One of the main reasons for question-closure (someone else can figure out the stats) is "questions about drawing trees". Two rationales have been given for this rule: (1) we don't do people's homework and (2) there are too many theories of syntax to be able to answer that question. I agree with those premises. However, I disagree with how the rule is stated, and have more than once advocated restating the rule. This question approaches the problem that I see. We have a question that would in principle be a good and answerable question, except that we have no idea what framework is assumes. The vast majority of tree questions are bad for both reasons (theory over-breadth and homework-solving). This one only suffers from the breadth problem, which I think is solvable.
In light of the fact that the existing "no tree" rule is dysfunction in not communicating the underlying reason, and the rule(s) could be easily repaired by articulating a "no homework" rule (thereby also properly including other kinds of homework questions like phonology and morphology problems not covered by the tree rule), and connecting the lack-of-framework problem to the existing breadth / focus rule, is there a good reason to maintain the current rule?
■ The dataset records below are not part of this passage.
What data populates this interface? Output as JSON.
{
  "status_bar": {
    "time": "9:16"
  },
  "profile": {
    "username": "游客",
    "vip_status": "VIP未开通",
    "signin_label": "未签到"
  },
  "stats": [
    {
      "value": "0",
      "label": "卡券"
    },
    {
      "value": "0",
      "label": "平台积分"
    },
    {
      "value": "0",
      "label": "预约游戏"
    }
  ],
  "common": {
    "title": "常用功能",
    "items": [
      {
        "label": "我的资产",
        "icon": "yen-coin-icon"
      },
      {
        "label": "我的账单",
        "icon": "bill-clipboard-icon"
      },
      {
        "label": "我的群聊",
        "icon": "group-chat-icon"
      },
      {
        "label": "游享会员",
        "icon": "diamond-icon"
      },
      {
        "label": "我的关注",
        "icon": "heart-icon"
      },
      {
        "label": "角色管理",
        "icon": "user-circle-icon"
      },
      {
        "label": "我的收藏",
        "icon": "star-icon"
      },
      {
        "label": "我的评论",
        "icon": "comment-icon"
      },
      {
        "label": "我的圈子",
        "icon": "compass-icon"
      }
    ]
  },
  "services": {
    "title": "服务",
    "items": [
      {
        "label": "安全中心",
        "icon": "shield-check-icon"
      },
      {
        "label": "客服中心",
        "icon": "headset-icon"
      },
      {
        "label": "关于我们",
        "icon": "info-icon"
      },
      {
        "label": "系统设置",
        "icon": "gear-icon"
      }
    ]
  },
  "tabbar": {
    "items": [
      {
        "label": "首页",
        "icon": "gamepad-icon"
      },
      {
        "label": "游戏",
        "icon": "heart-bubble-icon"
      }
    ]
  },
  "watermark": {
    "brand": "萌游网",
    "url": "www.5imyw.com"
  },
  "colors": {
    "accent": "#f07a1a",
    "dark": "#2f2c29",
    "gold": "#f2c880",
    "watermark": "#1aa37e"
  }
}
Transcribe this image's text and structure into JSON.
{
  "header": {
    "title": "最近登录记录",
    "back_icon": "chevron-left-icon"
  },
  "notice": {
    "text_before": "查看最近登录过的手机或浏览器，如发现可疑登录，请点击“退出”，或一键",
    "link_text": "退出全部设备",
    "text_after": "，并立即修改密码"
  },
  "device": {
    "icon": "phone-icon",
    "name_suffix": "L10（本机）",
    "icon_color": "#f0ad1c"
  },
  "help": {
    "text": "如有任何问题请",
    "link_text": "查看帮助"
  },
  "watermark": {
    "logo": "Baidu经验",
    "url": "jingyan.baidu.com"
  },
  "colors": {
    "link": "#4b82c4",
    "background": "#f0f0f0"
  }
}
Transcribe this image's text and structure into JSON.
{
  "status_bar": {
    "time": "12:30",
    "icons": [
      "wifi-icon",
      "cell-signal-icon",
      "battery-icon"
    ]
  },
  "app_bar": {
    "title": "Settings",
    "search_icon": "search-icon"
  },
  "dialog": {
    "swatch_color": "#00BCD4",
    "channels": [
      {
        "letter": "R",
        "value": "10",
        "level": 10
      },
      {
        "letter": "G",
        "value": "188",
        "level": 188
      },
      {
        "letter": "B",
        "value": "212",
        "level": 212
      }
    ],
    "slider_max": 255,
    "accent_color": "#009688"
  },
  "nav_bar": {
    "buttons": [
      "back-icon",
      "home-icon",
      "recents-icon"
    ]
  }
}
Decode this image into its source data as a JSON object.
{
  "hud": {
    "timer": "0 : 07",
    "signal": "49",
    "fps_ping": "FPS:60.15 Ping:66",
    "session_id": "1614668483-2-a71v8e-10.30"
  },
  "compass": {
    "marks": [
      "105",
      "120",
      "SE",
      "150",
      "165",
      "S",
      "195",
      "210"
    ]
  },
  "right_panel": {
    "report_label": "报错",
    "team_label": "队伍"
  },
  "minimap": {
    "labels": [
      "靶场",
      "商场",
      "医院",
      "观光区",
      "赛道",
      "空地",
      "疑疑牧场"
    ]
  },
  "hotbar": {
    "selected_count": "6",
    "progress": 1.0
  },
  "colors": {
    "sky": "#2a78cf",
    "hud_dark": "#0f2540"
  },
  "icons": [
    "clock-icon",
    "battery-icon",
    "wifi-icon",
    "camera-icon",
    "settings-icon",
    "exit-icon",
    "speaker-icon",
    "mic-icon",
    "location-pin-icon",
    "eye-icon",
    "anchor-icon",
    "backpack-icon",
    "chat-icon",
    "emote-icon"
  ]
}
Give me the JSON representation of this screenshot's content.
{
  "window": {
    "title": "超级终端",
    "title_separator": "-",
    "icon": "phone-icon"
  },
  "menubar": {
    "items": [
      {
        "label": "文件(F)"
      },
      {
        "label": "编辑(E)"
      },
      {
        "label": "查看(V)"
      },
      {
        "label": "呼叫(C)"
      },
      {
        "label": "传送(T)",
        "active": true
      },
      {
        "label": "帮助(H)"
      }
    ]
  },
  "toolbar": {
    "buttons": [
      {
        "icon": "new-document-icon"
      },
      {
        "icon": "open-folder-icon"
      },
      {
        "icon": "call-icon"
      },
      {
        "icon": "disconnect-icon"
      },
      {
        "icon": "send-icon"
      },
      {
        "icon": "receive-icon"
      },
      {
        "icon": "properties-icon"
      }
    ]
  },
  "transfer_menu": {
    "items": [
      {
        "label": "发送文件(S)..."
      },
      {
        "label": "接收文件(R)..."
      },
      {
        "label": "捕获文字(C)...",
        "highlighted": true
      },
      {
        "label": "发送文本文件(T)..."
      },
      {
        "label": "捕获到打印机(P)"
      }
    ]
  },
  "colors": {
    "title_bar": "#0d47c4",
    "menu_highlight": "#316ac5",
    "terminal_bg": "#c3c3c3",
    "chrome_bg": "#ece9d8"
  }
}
An example of a tree question which does specify framework is this one. In this case, and given that the OP needs to do "fact checking", I think this is a straightforward case of "please do my homework". This is an example of how a "no homework" rule would be independently necessary (and constitutes a lacuna).